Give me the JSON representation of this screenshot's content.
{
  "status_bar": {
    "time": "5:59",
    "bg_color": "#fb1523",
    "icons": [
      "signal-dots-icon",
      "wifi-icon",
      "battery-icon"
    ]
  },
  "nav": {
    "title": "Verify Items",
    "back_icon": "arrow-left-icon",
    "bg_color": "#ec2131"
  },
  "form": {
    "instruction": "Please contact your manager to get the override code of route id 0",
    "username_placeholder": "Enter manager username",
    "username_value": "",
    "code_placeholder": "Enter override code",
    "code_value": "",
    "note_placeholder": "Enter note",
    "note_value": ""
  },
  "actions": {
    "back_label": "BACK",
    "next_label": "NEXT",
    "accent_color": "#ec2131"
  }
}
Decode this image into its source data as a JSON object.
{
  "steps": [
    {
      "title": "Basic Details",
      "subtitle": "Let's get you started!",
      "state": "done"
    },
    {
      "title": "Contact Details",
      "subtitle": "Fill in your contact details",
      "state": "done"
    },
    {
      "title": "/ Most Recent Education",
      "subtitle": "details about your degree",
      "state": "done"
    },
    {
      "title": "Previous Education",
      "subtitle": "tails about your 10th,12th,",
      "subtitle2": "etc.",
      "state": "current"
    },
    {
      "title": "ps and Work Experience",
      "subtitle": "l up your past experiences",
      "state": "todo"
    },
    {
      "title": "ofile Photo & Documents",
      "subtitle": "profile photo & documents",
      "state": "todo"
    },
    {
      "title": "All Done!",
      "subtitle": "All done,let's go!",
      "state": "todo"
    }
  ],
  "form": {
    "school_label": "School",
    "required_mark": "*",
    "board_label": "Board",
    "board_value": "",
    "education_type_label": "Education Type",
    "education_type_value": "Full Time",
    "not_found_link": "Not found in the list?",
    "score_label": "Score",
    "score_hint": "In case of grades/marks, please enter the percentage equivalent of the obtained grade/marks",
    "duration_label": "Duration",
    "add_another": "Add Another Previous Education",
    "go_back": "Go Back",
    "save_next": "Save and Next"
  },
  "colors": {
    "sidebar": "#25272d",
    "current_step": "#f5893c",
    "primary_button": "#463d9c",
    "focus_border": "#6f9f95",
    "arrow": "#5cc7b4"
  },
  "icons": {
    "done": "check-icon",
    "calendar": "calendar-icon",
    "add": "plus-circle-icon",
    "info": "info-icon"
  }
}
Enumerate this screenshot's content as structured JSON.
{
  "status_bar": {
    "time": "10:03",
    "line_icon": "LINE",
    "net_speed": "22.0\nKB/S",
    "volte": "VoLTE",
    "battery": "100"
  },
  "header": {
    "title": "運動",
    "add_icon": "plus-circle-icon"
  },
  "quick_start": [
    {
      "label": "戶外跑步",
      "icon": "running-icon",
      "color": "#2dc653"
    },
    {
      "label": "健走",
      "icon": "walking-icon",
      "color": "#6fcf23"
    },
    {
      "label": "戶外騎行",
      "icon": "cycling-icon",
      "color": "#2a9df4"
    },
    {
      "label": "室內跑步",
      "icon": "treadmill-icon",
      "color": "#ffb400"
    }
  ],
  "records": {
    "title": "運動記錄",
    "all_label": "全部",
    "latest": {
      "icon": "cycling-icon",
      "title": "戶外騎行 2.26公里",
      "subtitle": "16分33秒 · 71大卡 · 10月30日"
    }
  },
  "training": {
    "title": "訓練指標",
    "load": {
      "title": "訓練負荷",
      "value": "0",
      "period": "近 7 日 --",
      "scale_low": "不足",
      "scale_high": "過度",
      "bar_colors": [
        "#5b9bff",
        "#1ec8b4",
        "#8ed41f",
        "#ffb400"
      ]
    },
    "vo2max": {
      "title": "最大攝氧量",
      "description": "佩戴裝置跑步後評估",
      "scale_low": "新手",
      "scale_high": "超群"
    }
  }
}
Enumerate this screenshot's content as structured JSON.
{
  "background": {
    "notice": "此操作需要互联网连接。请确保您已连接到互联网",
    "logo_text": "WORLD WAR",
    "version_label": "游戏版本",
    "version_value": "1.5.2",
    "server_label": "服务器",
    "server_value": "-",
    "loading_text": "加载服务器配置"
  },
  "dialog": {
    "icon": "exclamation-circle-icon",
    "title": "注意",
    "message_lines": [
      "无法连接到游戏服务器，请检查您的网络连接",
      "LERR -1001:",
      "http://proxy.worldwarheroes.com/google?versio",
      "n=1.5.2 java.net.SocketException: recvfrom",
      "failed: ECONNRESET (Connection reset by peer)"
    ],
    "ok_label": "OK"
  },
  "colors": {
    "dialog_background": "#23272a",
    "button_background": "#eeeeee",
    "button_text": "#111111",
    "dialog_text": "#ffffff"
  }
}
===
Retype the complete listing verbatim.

Give me the JSON representation of this screenshot's content.
{
  "status_bar": {
    "time": "5:59",
    "bg_color": "#fb1523",
    "icons": [
      "signal-dots-icon",
      "wifi-icon",
      "battery-icon"
    ]
  },
  "nav": {
    "title": "Verify Items",
    "back_icon": "arrow-left-icon",
    "bg_color": "#ec2131"
  },
  "form": {
    "instruction": "Please contact your manager to get the override code of route id 0",
    "username_placeholder": "Enter manager username",
    "username_value": "",
    "code_placeholder": "Enter override code",
    "code_value": "",
    "note_placeholder": "Enter note",
    "note_value": ""
  },
  "actions": {
    "back_label": "BACK",
    "next_label": "NEXT",
    "accent_color": "#ec2131"
  }
}
Decode this image into its source data as a JSON object.
{
  "steps": [
    {
      "title": "Basic Details",
      "subtitle": "Let's get you started!",
      "state": "done"
    },
    {
      "title": "Contact Details",
      "subtitle": "Fill in your contact details",
      "state": "done"
    },
    {
      "title": "/ Most Recent Education",
      "subtitle": "details about your degree",
      "state": "done"
    },
    {
      "title": "Previous Education",
      "subtitle": "tails about your 10th,12th,",
      "subtitle2": "etc.",
      "state": "current"
    },
    {
      "title": "ps and Work Experience",
      "subtitle": "l up your past experiences",
      "state": "todo"
    },
    {
      "title": "ofile Photo & Documents",
      "subtitle": "profile photo & documents",
      "state": "todo"
    },
    {
      "title": "All Done!",
      "subtitle": "All done,let's go!",
      "state": "todo"
    }
  ],
  "form": {
    "school_label": "School",
    "required_mark": "*",
    "board_label": "Board",
    "board_value": "",
    "education_type_label": "Education Type",
    "education_type_value": "Full Time",
    "not_found_link": "Not found in the list?",
    "score_label": "Score",
    "score_hint": "In case of grades/marks, please enter the percentage equivalent of the obtained grade/marks",
    "duration_label": "Duration",
    "add_another": "Add Another Previous Education",
    "go_back": "Go Back",
    "save_next": "Save and Next"
  },
  "colors": {
    "sidebar": "#25272d",
    "current_step": "#f5893c",
    "primary_button": "#463d9c",
    "focus_border": "#6f9f95",
    "arrow": "#5cc7b4"
  },
  "icons": {
    "done": "check-icon",
    "calendar": "calendar-icon",
    "add": "plus-circle-icon",
    "info": "info-icon"
  }
}
Enumerate this screenshot's content as structured JSON.
{
  "status_bar": {
    "time": "10:03",
    "line_icon": "LINE",
    "net_speed": "22.0\nKB/S",
    "volte": "VoLTE",
    "battery": "100"
  },
  "header": {
    "title": "運動",
    "add_icon": "plus-circle-icon"
  },
  "quick_start": [
    {
      "label": "戶外跑步",
      "icon": "running-icon",
      "color": "#2dc653"
    },
    {
      "label": "健走",
      "icon": "walking-icon",
      "color": "#6fcf23"
    },
    {
      "label": "戶外騎行",
      "icon": "cycling-icon",
      "color": "#2a9df4"
    },
    {
      "label": "室內跑步",
      "icon": "treadmill-icon",
      "color": "#ffb400"
    }
  ],
  "records": {
    "title": "運動記錄",
    "all_label": "全部",
    "latest": {
      "icon": "cycling-icon",
      "title": "戶外騎行 2.26公里",
      "subtitle": "16分33秒 · 71大卡 · 10月30日"
    }
  },
  "training": {
    "title": "訓練指標",
    "load": {
      "title": "訓練負荷",
      "value": "0",
      "period": "近 7 日 --",
      "scale_low": "不足",
      "scale_high": "過度",
      "bar_colors": [
        "#5b9bff",
        "#1ec8b4",
        "#8ed41f",
        "#ffb400"
      ]
    },
    "vo2max": {
      "title": "最大攝氧量",
      "description": "佩戴裝置跑步後評估",
      "scale_low": "新手",
      "scale_high": "超群"
    }
  }
}
Enumerate this screenshot's content as structured JSON.
{
  "background": {
    "notice": "此操作需要互联网连接。请确保您已连接到互联网",
    "logo_text": "WORLD WAR",
    "version_label": "游戏版本",
    "version_value": "1.5.2",
    "server_label": "服务器",
    "server_value": "-",
    "loading_text": "加载服务器配置"
  },
  "dialog": {
    "icon": "exclamation-circle-icon",
    "title": "注意",
    "message_lines": [
      "无法连接到游戏服务器，请检查您的网络连接",
      "LERR -1001:",
      "http://proxy.worldwarheroes.com/google?versio",
      "n=1.5.2 java.net.SocketException: recvfrom",
      "failed: ECONNRESET (Connection reset by peer)"
    ],
    "ok_label": "OK"
  },
  "colors": {
    "dialog_background": "#23272a",
    "button_background": "#eeeeee",
    "button_text": "#111111",
    "dialog_text": "#ffffff"
  }
}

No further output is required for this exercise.